START INPUT MATERIAL

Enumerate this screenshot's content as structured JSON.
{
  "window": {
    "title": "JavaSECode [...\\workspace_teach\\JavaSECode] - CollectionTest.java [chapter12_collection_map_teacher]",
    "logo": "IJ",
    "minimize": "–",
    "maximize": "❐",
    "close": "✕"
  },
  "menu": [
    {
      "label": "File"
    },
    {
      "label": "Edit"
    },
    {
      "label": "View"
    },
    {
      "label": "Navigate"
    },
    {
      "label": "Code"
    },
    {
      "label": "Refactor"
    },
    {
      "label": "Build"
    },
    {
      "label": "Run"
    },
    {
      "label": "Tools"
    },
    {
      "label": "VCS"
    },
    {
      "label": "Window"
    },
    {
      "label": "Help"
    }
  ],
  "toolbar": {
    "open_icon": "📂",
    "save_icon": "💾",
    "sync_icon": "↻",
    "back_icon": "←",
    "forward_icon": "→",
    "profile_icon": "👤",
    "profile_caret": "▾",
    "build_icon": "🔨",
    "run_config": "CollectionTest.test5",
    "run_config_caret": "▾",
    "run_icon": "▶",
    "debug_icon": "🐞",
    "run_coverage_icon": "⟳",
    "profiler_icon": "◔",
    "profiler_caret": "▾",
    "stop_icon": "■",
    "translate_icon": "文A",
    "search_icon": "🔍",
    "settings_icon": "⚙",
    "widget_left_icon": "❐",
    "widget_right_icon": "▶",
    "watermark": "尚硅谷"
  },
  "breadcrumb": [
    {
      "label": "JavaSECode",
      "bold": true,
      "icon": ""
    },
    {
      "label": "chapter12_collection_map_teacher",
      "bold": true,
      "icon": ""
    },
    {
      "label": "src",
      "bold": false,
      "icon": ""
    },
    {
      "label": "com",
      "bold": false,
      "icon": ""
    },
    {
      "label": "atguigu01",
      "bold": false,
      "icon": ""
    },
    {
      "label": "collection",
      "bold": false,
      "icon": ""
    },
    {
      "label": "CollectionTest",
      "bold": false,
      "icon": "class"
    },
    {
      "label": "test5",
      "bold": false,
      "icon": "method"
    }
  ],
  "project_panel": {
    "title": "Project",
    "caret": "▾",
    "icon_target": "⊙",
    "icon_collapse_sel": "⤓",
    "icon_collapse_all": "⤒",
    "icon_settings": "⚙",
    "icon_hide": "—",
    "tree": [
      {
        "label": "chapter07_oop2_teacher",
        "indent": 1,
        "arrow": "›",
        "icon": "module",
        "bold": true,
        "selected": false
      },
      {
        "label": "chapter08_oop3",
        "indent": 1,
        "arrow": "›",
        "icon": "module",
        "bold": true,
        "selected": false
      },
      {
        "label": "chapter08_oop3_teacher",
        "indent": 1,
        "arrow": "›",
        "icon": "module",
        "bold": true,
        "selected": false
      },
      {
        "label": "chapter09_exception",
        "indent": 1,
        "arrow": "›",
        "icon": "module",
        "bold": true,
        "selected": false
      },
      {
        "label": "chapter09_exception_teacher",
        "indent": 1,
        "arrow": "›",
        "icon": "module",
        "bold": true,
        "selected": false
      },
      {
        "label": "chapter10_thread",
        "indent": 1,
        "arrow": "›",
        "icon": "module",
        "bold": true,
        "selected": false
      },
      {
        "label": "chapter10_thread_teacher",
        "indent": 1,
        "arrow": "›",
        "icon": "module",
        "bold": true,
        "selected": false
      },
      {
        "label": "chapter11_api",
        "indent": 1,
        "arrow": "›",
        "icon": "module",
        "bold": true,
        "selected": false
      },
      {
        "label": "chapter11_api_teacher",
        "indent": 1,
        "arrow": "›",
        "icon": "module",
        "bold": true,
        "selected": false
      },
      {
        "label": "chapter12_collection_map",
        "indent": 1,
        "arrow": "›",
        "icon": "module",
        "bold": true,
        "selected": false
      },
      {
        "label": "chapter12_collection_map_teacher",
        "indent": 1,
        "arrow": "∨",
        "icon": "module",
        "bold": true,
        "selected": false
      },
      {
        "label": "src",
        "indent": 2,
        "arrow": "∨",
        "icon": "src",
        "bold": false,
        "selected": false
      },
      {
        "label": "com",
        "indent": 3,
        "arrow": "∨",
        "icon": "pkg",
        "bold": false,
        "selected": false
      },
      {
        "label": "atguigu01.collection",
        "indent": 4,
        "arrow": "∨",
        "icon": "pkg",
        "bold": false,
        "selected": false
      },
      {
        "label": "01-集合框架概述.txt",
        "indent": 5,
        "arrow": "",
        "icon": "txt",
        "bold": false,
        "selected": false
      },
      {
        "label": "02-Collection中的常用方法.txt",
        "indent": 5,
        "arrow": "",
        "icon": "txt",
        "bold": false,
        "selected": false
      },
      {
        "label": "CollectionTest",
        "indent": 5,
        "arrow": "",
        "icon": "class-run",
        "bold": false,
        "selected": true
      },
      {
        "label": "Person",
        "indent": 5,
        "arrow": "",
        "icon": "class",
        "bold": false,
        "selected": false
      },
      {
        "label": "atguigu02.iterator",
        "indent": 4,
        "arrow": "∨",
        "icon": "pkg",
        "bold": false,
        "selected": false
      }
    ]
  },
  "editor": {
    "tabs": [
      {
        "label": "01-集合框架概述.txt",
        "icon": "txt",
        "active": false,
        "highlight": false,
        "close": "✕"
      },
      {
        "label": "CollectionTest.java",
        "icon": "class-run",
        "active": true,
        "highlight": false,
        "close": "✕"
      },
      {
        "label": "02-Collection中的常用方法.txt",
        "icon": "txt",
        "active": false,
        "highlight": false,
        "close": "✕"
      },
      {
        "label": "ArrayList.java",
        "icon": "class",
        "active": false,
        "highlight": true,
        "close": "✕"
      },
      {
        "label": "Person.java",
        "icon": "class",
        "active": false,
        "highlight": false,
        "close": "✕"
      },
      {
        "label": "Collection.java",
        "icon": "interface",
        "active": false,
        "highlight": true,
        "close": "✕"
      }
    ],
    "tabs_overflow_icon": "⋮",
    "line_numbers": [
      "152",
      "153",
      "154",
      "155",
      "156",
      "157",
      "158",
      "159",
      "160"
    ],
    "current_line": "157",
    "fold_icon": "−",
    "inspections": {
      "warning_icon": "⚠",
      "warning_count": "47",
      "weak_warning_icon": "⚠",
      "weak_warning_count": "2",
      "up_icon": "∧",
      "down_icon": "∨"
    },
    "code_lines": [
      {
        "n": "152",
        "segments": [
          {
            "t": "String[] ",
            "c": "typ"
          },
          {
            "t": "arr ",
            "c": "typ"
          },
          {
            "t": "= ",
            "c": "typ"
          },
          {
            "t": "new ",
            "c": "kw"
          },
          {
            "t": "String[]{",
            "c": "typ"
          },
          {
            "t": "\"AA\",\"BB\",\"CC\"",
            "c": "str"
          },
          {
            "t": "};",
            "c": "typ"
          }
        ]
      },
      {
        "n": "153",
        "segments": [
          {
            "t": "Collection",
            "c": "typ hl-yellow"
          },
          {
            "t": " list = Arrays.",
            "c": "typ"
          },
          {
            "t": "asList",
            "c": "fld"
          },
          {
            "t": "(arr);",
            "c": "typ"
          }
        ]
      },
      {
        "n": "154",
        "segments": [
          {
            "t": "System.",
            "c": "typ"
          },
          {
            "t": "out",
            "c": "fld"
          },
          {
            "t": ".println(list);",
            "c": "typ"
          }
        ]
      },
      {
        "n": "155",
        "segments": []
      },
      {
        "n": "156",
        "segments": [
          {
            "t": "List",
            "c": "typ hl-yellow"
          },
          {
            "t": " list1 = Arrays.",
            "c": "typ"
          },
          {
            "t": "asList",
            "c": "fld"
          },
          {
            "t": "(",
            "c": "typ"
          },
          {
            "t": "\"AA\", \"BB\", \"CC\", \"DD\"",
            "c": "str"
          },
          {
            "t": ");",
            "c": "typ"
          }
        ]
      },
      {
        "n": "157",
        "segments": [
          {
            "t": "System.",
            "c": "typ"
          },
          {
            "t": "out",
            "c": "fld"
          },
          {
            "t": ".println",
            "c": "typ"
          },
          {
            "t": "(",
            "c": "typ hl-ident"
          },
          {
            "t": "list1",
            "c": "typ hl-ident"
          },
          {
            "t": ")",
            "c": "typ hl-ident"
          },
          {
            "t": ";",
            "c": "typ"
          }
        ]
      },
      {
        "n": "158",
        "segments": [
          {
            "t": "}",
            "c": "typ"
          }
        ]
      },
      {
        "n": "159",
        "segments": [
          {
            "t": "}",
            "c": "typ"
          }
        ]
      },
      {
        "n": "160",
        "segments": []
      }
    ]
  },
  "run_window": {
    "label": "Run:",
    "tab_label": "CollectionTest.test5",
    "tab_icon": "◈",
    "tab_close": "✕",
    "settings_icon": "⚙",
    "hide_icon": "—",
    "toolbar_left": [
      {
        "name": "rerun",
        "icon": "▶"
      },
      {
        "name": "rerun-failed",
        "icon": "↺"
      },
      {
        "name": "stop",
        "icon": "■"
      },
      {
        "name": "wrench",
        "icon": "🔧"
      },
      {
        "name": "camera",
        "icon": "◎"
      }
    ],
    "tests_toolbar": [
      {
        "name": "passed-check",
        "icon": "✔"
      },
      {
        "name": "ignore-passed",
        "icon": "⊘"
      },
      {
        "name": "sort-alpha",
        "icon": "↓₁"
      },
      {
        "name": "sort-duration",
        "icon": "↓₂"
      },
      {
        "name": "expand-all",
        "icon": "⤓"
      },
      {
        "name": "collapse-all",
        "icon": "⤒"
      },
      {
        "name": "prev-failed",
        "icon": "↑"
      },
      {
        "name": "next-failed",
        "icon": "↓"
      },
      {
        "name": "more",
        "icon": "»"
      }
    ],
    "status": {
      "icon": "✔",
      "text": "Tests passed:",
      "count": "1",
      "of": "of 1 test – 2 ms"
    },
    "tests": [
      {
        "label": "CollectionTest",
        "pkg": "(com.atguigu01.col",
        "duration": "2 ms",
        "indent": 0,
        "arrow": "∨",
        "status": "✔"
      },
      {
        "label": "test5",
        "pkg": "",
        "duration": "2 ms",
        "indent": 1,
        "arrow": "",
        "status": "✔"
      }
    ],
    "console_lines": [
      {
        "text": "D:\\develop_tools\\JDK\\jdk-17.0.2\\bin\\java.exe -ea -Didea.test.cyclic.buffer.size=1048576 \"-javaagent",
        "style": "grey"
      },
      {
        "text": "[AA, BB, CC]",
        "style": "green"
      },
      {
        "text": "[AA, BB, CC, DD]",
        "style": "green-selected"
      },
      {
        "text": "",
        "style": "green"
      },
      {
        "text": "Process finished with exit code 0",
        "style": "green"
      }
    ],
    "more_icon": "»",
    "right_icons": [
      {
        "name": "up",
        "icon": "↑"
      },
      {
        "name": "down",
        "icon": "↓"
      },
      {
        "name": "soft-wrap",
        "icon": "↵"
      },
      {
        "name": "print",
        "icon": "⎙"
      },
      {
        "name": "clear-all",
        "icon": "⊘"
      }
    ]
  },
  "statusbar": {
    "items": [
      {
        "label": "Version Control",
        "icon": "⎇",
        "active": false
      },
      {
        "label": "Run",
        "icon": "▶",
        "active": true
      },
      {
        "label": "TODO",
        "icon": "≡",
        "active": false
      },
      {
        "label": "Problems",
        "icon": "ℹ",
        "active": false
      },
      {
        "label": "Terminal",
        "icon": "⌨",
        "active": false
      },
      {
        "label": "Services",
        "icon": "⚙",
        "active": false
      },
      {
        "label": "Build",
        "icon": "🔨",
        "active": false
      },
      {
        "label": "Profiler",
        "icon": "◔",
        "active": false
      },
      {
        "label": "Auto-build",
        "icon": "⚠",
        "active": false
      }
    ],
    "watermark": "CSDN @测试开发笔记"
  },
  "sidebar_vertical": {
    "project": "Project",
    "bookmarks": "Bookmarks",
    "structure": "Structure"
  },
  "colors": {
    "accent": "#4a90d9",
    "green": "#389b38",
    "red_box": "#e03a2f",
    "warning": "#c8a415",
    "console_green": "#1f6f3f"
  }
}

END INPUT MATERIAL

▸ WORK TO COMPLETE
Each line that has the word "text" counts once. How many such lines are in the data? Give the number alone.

▸ EXERCISE SOLUTION
6